[[ Given data, beginning ]]

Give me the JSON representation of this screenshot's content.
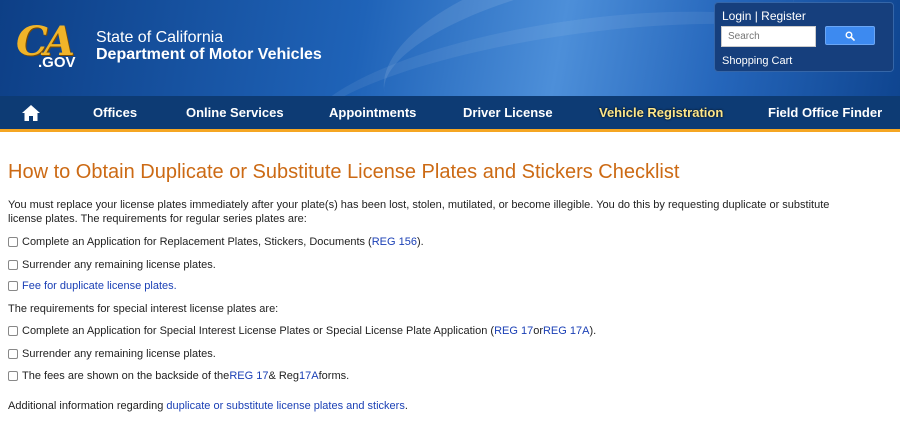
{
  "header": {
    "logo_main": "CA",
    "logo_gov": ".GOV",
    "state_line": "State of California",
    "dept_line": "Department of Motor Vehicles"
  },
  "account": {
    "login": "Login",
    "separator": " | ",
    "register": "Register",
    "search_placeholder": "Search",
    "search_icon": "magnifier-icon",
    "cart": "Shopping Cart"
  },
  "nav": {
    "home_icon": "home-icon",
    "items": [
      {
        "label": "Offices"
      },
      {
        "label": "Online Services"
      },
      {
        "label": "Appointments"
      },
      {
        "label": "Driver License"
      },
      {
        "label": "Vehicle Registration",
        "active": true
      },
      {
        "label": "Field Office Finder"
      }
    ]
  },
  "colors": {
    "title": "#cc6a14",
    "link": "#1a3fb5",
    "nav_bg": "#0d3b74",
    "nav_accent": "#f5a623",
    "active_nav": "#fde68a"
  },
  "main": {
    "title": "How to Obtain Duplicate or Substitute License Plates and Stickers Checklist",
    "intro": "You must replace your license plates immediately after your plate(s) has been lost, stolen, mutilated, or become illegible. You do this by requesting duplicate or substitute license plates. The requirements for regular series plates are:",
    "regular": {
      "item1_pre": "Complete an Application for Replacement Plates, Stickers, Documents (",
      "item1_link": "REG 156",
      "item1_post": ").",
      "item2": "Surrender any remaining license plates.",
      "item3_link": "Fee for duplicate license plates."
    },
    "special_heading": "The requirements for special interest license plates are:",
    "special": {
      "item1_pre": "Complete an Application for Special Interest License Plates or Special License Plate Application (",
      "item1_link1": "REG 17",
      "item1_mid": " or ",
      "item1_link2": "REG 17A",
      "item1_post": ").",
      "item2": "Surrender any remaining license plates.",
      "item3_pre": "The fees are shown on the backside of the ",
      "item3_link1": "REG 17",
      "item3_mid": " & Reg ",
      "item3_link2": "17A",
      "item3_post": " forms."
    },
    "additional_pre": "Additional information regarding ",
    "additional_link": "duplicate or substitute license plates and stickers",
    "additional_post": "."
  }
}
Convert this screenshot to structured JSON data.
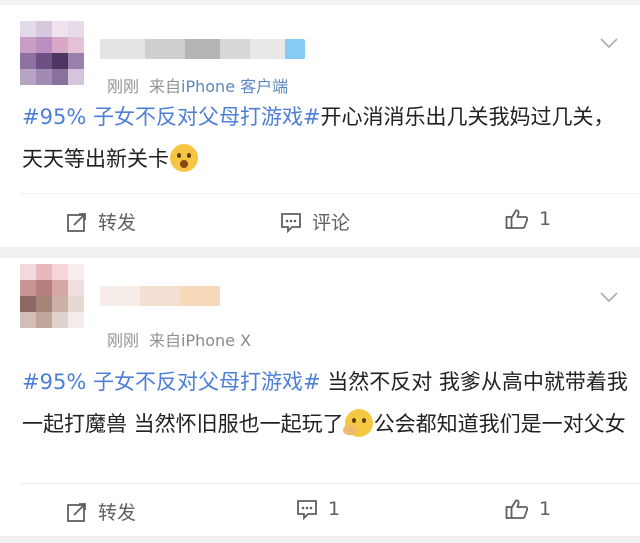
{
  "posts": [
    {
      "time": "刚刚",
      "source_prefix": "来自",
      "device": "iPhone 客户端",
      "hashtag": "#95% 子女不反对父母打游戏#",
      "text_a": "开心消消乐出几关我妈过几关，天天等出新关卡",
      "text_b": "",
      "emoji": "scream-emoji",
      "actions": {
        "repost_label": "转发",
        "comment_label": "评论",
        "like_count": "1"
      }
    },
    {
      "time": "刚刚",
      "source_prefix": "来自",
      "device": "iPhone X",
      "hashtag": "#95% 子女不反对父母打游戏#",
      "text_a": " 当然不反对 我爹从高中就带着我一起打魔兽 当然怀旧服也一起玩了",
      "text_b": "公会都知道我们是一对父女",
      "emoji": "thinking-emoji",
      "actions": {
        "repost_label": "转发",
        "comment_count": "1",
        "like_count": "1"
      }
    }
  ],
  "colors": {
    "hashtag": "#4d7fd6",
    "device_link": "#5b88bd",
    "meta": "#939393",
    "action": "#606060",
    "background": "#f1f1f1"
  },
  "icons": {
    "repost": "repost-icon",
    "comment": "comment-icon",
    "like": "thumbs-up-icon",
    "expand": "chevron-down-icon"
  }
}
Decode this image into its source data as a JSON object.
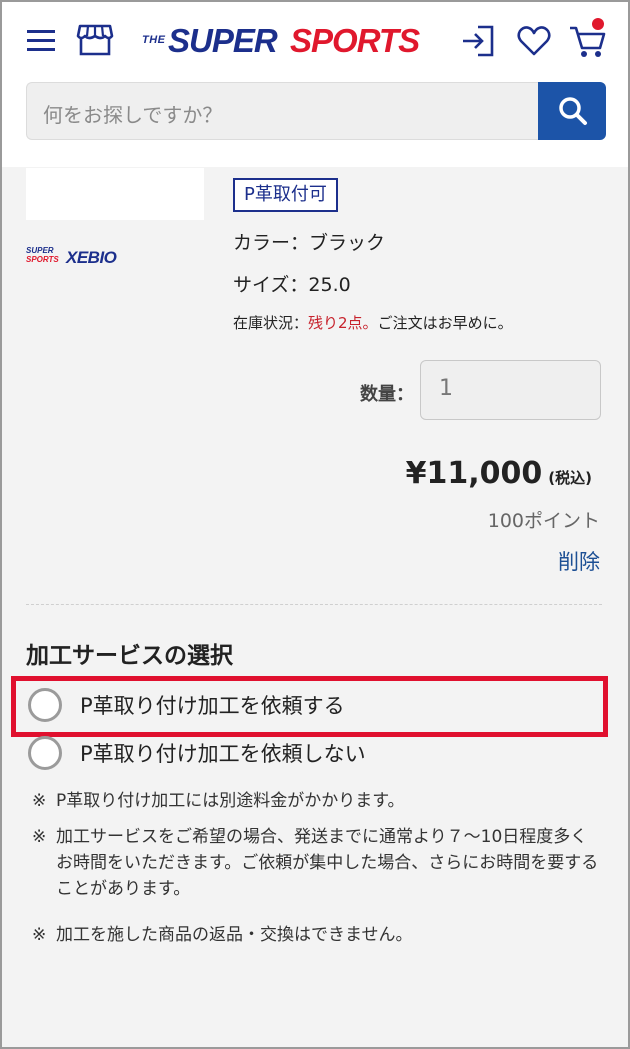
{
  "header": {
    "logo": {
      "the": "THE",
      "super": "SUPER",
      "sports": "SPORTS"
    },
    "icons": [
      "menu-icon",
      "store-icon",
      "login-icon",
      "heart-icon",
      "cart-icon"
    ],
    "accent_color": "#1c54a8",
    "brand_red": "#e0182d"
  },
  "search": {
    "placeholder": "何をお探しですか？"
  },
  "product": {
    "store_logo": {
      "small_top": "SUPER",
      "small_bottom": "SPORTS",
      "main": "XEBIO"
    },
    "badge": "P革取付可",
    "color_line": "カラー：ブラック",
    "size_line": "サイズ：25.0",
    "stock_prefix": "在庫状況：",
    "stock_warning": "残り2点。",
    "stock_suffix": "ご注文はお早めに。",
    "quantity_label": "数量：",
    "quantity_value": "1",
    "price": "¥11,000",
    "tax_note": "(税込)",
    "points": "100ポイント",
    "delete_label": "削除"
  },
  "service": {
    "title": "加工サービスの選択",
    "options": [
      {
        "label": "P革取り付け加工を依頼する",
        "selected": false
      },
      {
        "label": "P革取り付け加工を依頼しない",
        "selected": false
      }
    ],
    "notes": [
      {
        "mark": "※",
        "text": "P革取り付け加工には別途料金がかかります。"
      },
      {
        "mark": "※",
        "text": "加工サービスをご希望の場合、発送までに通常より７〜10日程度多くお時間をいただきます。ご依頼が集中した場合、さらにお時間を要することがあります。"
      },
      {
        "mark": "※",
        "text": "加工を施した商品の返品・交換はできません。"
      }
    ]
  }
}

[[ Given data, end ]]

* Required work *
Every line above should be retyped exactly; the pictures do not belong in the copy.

* Worked solution *
Give me the JSON representation of this screenshot's content.
{
  "header": {
    "logo_main": "CA",
    "logo_gov": ".GOV",
    "state_line": "State of California",
    "dept_line": "Department of Motor Vehicles"
  },
  "account": {
    "login": "Login",
    "separator": " | ",
    "register": "Register",
    "search_placeholder": "Search",
    "search_icon": "magnifier-icon",
    "cart": "Shopping Cart"
  },
  "nav": {
    "home_icon": "home-icon",
    "items": [
      {
        "label": "Offices"
      },
      {
        "label": "Online Services"
      },
      {
        "label": "Appointments"
      },
      {
        "label": "Driver License"
      },
      {
        "label": "Vehicle Registration",
        "active": true
      },
      {
        "label": "Field Office Finder"
      }
    ]
  },
  "colors": {
    "title": "#cc6a14",
    "link": "#1a3fb5",
    "nav_bg": "#0d3b74",
    "nav_accent": "#f5a623",
    "active_nav": "#fde68a"
  },
  "main": {
    "title": "How to Obtain Duplicate or Substitute License Plates and Stickers Checklist",
    "intro": "You must replace your license plates immediately after your plate(s) has been lost, stolen, mutilated, or become illegible. You do this by requesting duplicate or substitute license plates. The requirements for regular series plates are:",
    "regular": {
      "item1_pre": "Complete an Application for Replacement Plates, Stickers, Documents (",
      "item1_link": "REG 156",
      "item1_post": ").",
      "item2": "Surrender any remaining license plates.",
      "item3_link": "Fee for duplicate license plates."
    },
    "special_heading": "The requirements for special interest license plates are:",
    "special": {
      "item1_pre": "Complete an Application for Special Interest License Plates or Special License Plate Application (",
      "item1_link1": "REG 17",
      "item1_mid": " or ",
      "item1_link2": "REG 17A",
      "item1_post": ").",
      "item2": "Surrender any remaining license plates.",
      "item3_pre": "The fees are shown on the backside of the ",
      "item3_link1": "REG 17",
      "item3_mid": " & Reg ",
      "item3_link2": "17A",
      "item3_post": " forms."
    },
    "additional_pre": "Additional information regarding ",
    "additional_link": "duplicate or substitute license plates and stickers",
    "additional_post": "."
  }
}
Convert this screenshot to structured JSON data.
{
  "posts": [
    {
      "time": "刚刚",
      "source_prefix": "来自",
      "device": "iPhone 客户端",
      "hashtag": "#95% 子女不反对父母打游戏#",
      "text_a": "开心消消乐出几关我妈过几关，天天等出新关卡",
      "text_b": "",
      "emoji": "scream-emoji",
      "actions": {
        "repost_label": "转发",
        "comment_label": "评论",
        "like_count": "1"
      }
    },
    {
      "time": "刚刚",
      "source_prefix": "来自",
      "device": "iPhone X",
      "hashtag": "#95% 子女不反对父母打游戏#",
      "text_a": " 当然不反对 我爹从高中就带着我一起打魔兽 当然怀旧服也一起玩了",
      "text_b": "公会都知道我们是一对父女",
      "emoji": "thinking-emoji",
      "actions": {
        "repost_label": "转发",
        "comment_count": "1",
        "like_count": "1"
      }
    }
  ],
  "colors": {
    "hashtag": "#4d7fd6",
    "device_link": "#5b88bd",
    "meta": "#939393",
    "action": "#606060",
    "background": "#f1f1f1"
  },
  "icons": {
    "repost": "repost-icon",
    "comment": "comment-icon",
    "like": "thumbs-up-icon",
    "expand": "chevron-down-icon"
  }
}
Decode this image into its source data as a JSON object.
{
  "header": {
    "logo": {
      "the": "THE",
      "super": "SUPER",
      "sports": "SPORTS"
    },
    "icons": [
      "menu-icon",
      "store-icon",
      "login-icon",
      "heart-icon",
      "cart-icon"
    ],
    "accent_color": "#1c54a8",
    "brand_red": "#e0182d"
  },
  "search": {
    "placeholder": "何をお探しですか？"
  },
  "product": {
    "store_logo": {
      "small_top": "SUPER",
      "small_bottom": "SPORTS",
      "main": "XEBIO"
    },
    "badge": "P革取付可",
    "color_line": "カラー：ブラック",
    "size_line": "サイズ：25.0",
    "stock_prefix": "在庫状況：",
    "stock_warning": "残り2点。",
    "stock_suffix": "ご注文はお早めに。",
    "quantity_label": "数量：",
    "quantity_value": "1",
    "price": "¥11,000",
    "tax_note": "(税込)",
    "points": "100ポイント",
    "delete_label": "削除"
  },
  "service": {
    "title": "加工サービスの選択",
    "options": [
      {
        "label": "P革取り付け加工を依頼する",
        "selected": false
      },
      {
        "label": "P革取り付け加工を依頼しない",
        "selected": false
      }
    ],
    "notes": [
      {
        "mark": "※",
        "text": "P革取り付け加工には別途料金がかかります。"
      },
      {
        "mark": "※",
        "text": "加工サービスをご希望の場合、発送までに通常より７〜10日程度多くお時間をいただきます。ご依頼が集中した場合、さらにお時間を要することがあります。"
      },
      {
        "mark": "※",
        "text": "加工を施した商品の返品・交換はできません。"
      }
    ]
  }
}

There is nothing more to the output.